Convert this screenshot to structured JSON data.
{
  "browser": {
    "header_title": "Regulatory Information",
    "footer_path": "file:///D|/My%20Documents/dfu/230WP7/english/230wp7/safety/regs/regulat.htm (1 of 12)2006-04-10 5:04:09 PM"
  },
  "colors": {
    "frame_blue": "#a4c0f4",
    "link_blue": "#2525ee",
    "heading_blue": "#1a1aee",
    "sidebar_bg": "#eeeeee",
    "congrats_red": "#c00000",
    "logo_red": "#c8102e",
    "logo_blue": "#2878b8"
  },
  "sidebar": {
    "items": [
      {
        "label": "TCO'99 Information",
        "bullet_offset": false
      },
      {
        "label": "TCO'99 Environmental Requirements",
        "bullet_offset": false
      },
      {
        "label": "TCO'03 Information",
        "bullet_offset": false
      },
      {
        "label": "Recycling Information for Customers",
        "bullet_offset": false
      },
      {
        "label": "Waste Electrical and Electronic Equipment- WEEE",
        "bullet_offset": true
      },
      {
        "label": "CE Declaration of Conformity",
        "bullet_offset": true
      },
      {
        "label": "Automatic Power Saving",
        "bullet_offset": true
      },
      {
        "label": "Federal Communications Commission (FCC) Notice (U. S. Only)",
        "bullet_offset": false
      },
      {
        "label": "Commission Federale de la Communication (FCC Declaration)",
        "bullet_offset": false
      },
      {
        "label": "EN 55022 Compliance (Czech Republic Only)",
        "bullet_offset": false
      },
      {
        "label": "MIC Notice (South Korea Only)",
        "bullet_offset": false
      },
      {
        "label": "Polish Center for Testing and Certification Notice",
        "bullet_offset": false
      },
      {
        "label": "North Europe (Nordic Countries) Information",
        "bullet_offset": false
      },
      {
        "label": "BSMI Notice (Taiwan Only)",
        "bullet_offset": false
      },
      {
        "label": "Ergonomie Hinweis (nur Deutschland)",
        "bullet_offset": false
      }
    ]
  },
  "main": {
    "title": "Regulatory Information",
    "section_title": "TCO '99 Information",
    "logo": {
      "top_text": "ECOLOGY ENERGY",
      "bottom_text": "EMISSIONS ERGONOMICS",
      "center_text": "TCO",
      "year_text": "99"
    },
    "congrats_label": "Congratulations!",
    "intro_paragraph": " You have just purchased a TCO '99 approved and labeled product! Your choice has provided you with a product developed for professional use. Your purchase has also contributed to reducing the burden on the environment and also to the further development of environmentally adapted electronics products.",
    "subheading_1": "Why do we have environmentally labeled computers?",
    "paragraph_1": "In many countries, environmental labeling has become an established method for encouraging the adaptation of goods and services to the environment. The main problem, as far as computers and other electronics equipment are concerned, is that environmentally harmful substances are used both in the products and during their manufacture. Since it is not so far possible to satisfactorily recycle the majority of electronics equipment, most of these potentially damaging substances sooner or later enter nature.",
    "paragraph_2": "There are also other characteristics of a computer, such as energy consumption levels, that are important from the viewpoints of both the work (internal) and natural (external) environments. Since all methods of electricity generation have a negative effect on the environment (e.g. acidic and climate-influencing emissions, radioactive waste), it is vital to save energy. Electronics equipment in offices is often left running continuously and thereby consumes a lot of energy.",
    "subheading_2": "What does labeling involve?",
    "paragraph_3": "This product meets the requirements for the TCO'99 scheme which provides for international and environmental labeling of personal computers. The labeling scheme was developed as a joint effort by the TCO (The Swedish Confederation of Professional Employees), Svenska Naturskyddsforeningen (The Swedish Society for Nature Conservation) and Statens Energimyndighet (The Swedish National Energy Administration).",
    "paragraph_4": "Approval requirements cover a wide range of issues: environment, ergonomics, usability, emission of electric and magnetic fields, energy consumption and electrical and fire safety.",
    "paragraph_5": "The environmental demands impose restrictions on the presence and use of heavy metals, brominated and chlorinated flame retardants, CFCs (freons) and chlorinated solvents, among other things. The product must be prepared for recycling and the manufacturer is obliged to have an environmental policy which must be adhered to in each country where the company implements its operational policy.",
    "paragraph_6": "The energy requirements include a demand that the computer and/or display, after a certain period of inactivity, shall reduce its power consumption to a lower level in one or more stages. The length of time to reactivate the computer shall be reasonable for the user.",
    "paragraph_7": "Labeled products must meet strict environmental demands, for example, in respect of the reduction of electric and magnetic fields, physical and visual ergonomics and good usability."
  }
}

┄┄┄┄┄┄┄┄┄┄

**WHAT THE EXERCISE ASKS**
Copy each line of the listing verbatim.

**RESPONSE**
Convert this screenshot to structured JSON data.
{
  "browser": {
    "header_title": "Regulatory Information",
    "footer_path": "file:///D|/My%20Documents/dfu/230WP7/english/230wp7/safety/regs/regulat.htm (1 of 12)2006-04-10 5:04:09 PM"
  },
  "colors": {
    "frame_blue": "#a4c0f4",
    "link_blue": "#2525ee",
    "heading_blue": "#1a1aee",
    "sidebar_bg": "#eeeeee",
    "congrats_red": "#c00000",
    "logo_red": "#c8102e",
    "logo_blue": "#2878b8"
  },
  "sidebar": {
    "items": [
      {
        "label": "TCO'99 Information",
        "bullet_offset": false
      },
      {
        "label": "TCO'99 Environmental Requirements",
        "bullet_offset": false
      },
      {
        "label": "TCO'03 Information",
        "bullet_offset": false
      },
      {
        "label": "Recycling Information for Customers",
        "bullet_offset": false
      },
      {
        "label": "Waste Electrical and Electronic Equipment- WEEE",
        "bullet_offset": true
      },
      {
        "label": "CE Declaration of Conformity",
        "bullet_offset": true
      },
      {
        "label": "Automatic Power Saving",
        "bullet_offset": true
      },
      {
        "label": "Federal Communications Commission (FCC) Notice (U. S. Only)",
        "bullet_offset": false
      },
      {
        "label": "Commission Federale de la Communication (FCC Declaration)",
        "bullet_offset": false
      },
      {
        "label": "EN 55022 Compliance (Czech Republic Only)",
        "bullet_offset": false
      },
      {
        "label": "MIC Notice (South Korea Only)",
        "bullet_offset": false
      },
      {
        "label": "Polish Center for Testing and Certification Notice",
        "bullet_offset": false
      },
      {
        "label": "North Europe (Nordic Countries) Information",
        "bullet_offset": false
      },
      {
        "label": "BSMI Notice (Taiwan Only)",
        "bullet_offset": false
      },
      {
        "label": "Ergonomie Hinweis (nur Deutschland)",
        "bullet_offset": false
      }
    ]
  },
  "main": {
    "title": "Regulatory Information",
    "section_title": "TCO '99 Information",
    "logo": {
      "top_text": "ECOLOGY ENERGY",
      "bottom_text": "EMISSIONS ERGONOMICS",
      "center_text": "TCO",
      "year_text": "99"
    },
    "congrats_label": "Congratulations!",
    "intro_paragraph": " You have just purchased a TCO '99 approved and labeled product! Your choice has provided you with a product developed for professional use. Your purchase has also contributed to reducing the burden on the environment and also to the further development of environmentally adapted electronics products.",
    "subheading_1": "Why do we have environmentally labeled computers?",
    "paragraph_1": "In many countries, environmental labeling has become an established method for encouraging the adaptation of goods and services to the environment. The main problem, as far as computers and other electronics equipment are concerned, is that environmentally harmful substances are used both in the products and during their manufacture. Since it is not so far possible to satisfactorily recycle the majority of electronics equipment, most of these potentially damaging substances sooner or later enter nature.",
    "paragraph_2": "There are also other characteristics of a computer, such as energy consumption levels, that are important from the viewpoints of both the work (internal) and natural (external) environments. Since all methods of electricity generation have a negative effect on the environment (e.g. acidic and climate-influencing emissions, radioactive waste), it is vital to save energy. Electronics equipment in offices is often left running continuously and thereby consumes a lot of energy.",
    "subheading_2": "What does labeling involve?",
    "paragraph_3": "This product meets the requirements for the TCO'99 scheme which provides for international and environmental labeling of personal computers. The labeling scheme was developed as a joint effort by the TCO (The Swedish Confederation of Professional Employees), Svenska Naturskyddsforeningen (The Swedish Society for Nature Conservation) and Statens Energimyndighet (The Swedish National Energy Administration).",
    "paragraph_4": "Approval requirements cover a wide range of issues: environment, ergonomics, usability, emission of electric and magnetic fields, energy consumption and electrical and fire safety.",
    "paragraph_5": "The environmental demands impose restrictions on the presence and use of heavy metals, brominated and chlorinated flame retardants, CFCs (freons) and chlorinated solvents, among other things. The product must be prepared for recycling and the manufacturer is obliged to have an environmental policy which must be adhered to in each country where the company implements its operational policy.",
    "paragraph_6": "The energy requirements include a demand that the computer and/or display, after a certain period of inactivity, shall reduce its power consumption to a lower level in one or more stages. The length of time to reactivate the computer shall be reasonable for the user.",
    "paragraph_7": "Labeled products must meet strict environmental demands, for example, in respect of the reduction of electric and magnetic fields, physical and visual ergonomics and good usability."
  }
}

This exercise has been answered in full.